The golden ratio, or phi (Φ) – also known as the golden rectangle, section, mean, divine ratio, proportion, and other fun names. Web designers, artists, engineers, surgeons, and other talents utilize this unique ratio for its aesthetically-pleasing symmetry.
Your credit card. Twitter’s dashboard menu. Leonardo Da Vinci’s art works. Ancient Greek architectural structures.
They all use this specific ratio to appeal to most human beings’ innate sense for a harmonious, organic, easy-on-the-eyes natural appeal.
Why is this ratio so special, you may ask? Well, it occurs in nature without human intervention. From subatomic structures, to sunflowers, to the human anatomy, to cosmological formations, it can be found nearly everywhere. Even musical harmonics, quantum space-time, and population growth patterns. Sounds crazy, right?
What is the ratio and where does it come from? It comes from the Fibonacci number sequence and produces a never-ending decimal number, like our friend, pi (π)!
Written as a decimal, the irrational number is 1.6180339887…
So for a drawn-out or photo-shopped golden rectangle, the length would be approximately 1.618 times the width. Plotting the ratio in scale creates this spiral below.
The Golden Ratio's Use in Web Design
Just as the golden/divine ratio can be applied in graphic, logo, and product design, the same goes for web design.
A website’s UI (user interface) designed with the golden ratio can have its benefits, as long as the UX (user experience) isn’t compromised in the process. In other words, the user shouldn’t have any increased difficulty in navigation and information acquisition as a result of the golden ratio's implementation.
► Website not looking or working right?
► Tell us about it.
While desktop computers get the full-scale advantage of seeing the golden ratio in the works, tablets and smartphones benefit too. A well-designed responsive website keeps these dimensions adjusted to each device’s screen and safeguards this golden ratio effect.
A web designer can set up elements of a website’s given webpage to use golden rectangles. A webpage’s header, footer, container, main content, sidebar, etc. can be measured out independently or in relationship to each other, to fit pixel dimensions that come close to this “perfect” ratio.
There are various ways to approach this. One simple way to look at it is to ensure your content area and sidebar fit close to a 1:1.618 ratio, of course rounding up or down the pixel count. It’d likely come closer to a 1:1.6 ratio.
Some more complex techniques could pertain to the typography, logo and branding design, and further subdivisions of webpage elements. If you’ve heard of the rule of thirds, you’ll find that implementing this technique in web design can bring you close to the golden ratio as well.
While there’s a huge variety of ways to use the golden ratio in a website, one should note that often times, users scan a webpage with their eyes in the “F pattern.” Effective UI/UX in web design should account for your target user’s behavior across all devices, along with a myriad of other contributing factors such as the webpage content, organization, color scheme, composition, etc.
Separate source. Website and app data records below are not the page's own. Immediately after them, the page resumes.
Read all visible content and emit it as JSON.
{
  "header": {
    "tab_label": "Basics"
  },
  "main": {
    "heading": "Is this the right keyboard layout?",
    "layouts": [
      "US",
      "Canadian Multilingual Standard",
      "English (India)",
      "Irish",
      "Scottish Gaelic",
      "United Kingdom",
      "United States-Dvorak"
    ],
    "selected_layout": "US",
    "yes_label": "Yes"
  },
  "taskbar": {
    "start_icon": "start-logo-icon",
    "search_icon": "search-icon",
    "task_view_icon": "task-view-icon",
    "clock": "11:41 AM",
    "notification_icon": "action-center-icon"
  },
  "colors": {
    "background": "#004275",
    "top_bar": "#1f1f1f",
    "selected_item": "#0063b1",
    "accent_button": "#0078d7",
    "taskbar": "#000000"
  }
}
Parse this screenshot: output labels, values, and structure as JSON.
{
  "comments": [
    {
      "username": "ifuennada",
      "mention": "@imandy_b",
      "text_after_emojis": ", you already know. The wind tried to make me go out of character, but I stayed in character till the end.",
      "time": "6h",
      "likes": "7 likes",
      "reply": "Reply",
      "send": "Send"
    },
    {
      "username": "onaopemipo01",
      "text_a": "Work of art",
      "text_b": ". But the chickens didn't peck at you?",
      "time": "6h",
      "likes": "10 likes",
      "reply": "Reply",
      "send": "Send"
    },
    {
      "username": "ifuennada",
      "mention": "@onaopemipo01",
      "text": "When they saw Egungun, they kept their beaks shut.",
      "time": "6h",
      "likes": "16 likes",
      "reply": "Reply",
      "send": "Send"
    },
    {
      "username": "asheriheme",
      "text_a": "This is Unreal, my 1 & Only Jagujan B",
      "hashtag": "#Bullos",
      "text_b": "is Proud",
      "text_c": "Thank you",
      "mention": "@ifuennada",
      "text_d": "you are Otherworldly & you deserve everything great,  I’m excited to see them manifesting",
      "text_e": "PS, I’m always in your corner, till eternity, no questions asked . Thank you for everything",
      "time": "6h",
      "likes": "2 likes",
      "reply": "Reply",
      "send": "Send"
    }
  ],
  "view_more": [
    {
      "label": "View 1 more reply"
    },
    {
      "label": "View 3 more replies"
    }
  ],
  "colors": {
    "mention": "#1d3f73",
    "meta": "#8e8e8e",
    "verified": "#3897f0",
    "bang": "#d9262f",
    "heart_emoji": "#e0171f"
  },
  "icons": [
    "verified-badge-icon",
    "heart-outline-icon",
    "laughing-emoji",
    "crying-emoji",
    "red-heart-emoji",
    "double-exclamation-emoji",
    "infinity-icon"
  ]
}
Using the golden ratio does not guarantee success. However, implementing the golden ratio to create a great-looking user interface without taking away from the site’s functionality can produce outstanding results – a website that looks and feels good to users while communicating your brand’s messaging well.
If a golden ratio-oriented design makes your website difficult to navigate, identify buttons, interpret digital media, or discover relevant content, you could have a problem.
Don’t let aesthetics compromise utility.
- DDG is a team of Drupal, WordPress, and CMS experts.
- Contact us today to learn what the best web design approach is for your brand or business!